by Neil Grauer
Psychiatry was coming into its own as a medical specialty by the early 20th century. As Sigmund Freud's and Carl Jung's theories of the subconscious were catching fire in Europe, American researchers were rushing to investigate the causes of insanity and learn more about the brain's anatomy. In 1908, a book called A Mind That Found Itself, by Clifford Beers, a recovered psychiatric patient, described the horrifying conditions in American's turn-of-the-century insane asylums.
Henry Phipps, a Philadelphia steel magnate and one-time partner of Andrew Carnegie, had been a major benefactor to Hopkins, establishing the Phipps Tuberculosis Dispensary in 1905. On a May 1908 visit to the Hospital to see how his TB clinic was operating, Phipps asked William Welch [ Dean of the School of Medicine] if any other projects needed funding. Welch promptly handed him a copy of A Mind That Found Itself. He pointed out that it had been published with the help of Adolf Meyer, a Swiss-born and -trained pathologist who then was a professor of psychiatry at Cornell, as well as the worlds' first psychobiologist, intent on determining whether biological factors and mental problems were inseparable. Welch liked Meyer's thinking and told Phipps that Hopkins needed to become a leader in this new field of psychiatry, too. Within a month, Phipps agreed to donate $1.5 million to fund a psychiatric department and clinic.
Welch swiftly recruited Meyer to become the new department's director in 1908. Meyer became psychiatrist in chief of Hopkins Hospital in 1909 and oversaw the building and development of the Phipps Psychiatric Clinic, of which he also became the first director. By 1901 ground was broken for the elegant building, which would have marble floors, gardens, porches, fireplaces, and even a pipe organ in a spacious auditorium.
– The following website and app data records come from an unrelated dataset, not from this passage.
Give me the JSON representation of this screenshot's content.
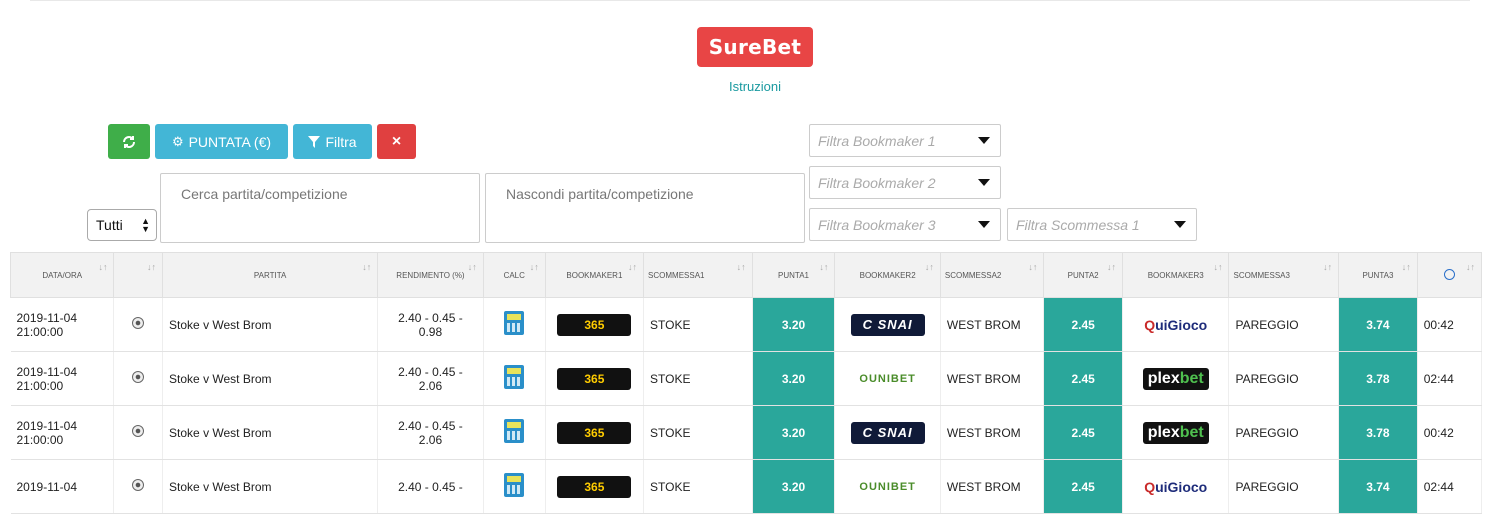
{
  "header": {
    "brand": "SureBet",
    "instructions": "Istruzioni"
  },
  "toolbar": {
    "refresh_icon": "refresh-icon",
    "stake_label": "PUNTATA (€)",
    "filter_label": "Filtra",
    "clear_label": "×"
  },
  "filters": {
    "bookmaker1": "Filtra Bookmaker 1",
    "bookmaker2": "Filtra Bookmaker 2",
    "bookmaker3": "Filtra Bookmaker 3",
    "bet1": "Filtra Scommessa 1",
    "search_placeholder": "Cerca partita/competizione",
    "hide_placeholder": "Nascondi partita/competizione",
    "scope_selected": "Tutti"
  },
  "table": {
    "headers": [
      "DATA/ORA",
      "",
      "PARTITA",
      "RENDIMENTO (%)",
      "CALC",
      "BOOKMAKER1",
      "SCOMMESSA1",
      "PUNTA1",
      "BOOKMAKER2",
      "SCOMMESSA2",
      "PUNTA2",
      "BOOKMAKER3",
      "SCOMMESSA3",
      "PUNTA3",
      ""
    ],
    "rows": [
      {
        "date": "2019-11-04",
        "time": "21:00:00",
        "match": "Stoke v West Brom",
        "yield1": "2.40 - 0.45 -",
        "yield2": "0.98",
        "bm1": "planetwin365",
        "bet1": "STOKE",
        "odd1": "3.20",
        "bm2": "snai",
        "bet2": "WEST BROM",
        "odd2": "2.45",
        "bm3": "quigioco",
        "bet3": "PAREGGIO",
        "odd3": "3.74",
        "timer": "00:42"
      },
      {
        "date": "2019-11-04",
        "time": "21:00:00",
        "match": "Stoke v West Brom",
        "yield1": "2.40 - 0.45 -",
        "yield2": "2.06",
        "bm1": "planetwin365",
        "bet1": "STOKE",
        "odd1": "3.20",
        "bm2": "unibet",
        "bet2": "WEST BROM",
        "odd2": "2.45",
        "bm3": "plexbet",
        "bet3": "PAREGGIO",
        "odd3": "3.78",
        "timer": "02:44"
      },
      {
        "date": "2019-11-04",
        "time": "21:00:00",
        "match": "Stoke v West Brom",
        "yield1": "2.40 - 0.45 -",
        "yield2": "2.06",
        "bm1": "planetwin365",
        "bet1": "STOKE",
        "odd1": "3.20",
        "bm2": "snai",
        "bet2": "WEST BROM",
        "odd2": "2.45",
        "bm3": "plexbet",
        "bet3": "PAREGGIO",
        "odd3": "3.78",
        "timer": "00:42"
      },
      {
        "date": "2019-11-04",
        "time": "",
        "match": "Stoke v West Brom",
        "yield1": "2.40 - 0.45 -",
        "yield2": "",
        "bm1": "planetwin365",
        "bet1": "STOKE",
        "odd1": "3.20",
        "bm2": "unibet",
        "bet2": "WEST BROM",
        "odd2": "2.45",
        "bm3": "quigioco",
        "bet3": "PAREGGIO",
        "odd3": "3.74",
        "timer": "02:44"
      }
    ]
  },
  "logos": {
    "planetwin365": "365",
    "snai": "C SNAI",
    "unibet": "OUNIBET",
    "plexbet_a": "plex",
    "plexbet_b": "bet",
    "quigioco_a": "Q",
    "quigioco_b": "uiGioco"
  },
  "colors": {
    "brand": "#e84545",
    "teal": "#2aa79b",
    "green": "#3fae49",
    "blue": "#43b6d6",
    "red": "#e04040"
  }
}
Its formal dedication occurred on April 16, 1913 - although the modern psychiatric concepts it represented coexisted with superstition: The date on a plaque above the main entrance says "1912", because a year ending in "13" was considered bad luck.
— From Leading the Way: A History of Johns Hopkins Medicine, published by the Johns Hopkins Health System Corp., 2012. Used with permission.
READ MORE ABOUT OUR HISTORY
When Psychiatry Was Very Young | Winter 2008 | Hopkins Medicine Magazine
Where a Mind Could Find Itself | Winter 2003 | Hopkins Medical News
Meeting on the Same Errand: Origins of Mental Hygiene | Fall 2003 | Johns Hopkins Public Health Magazine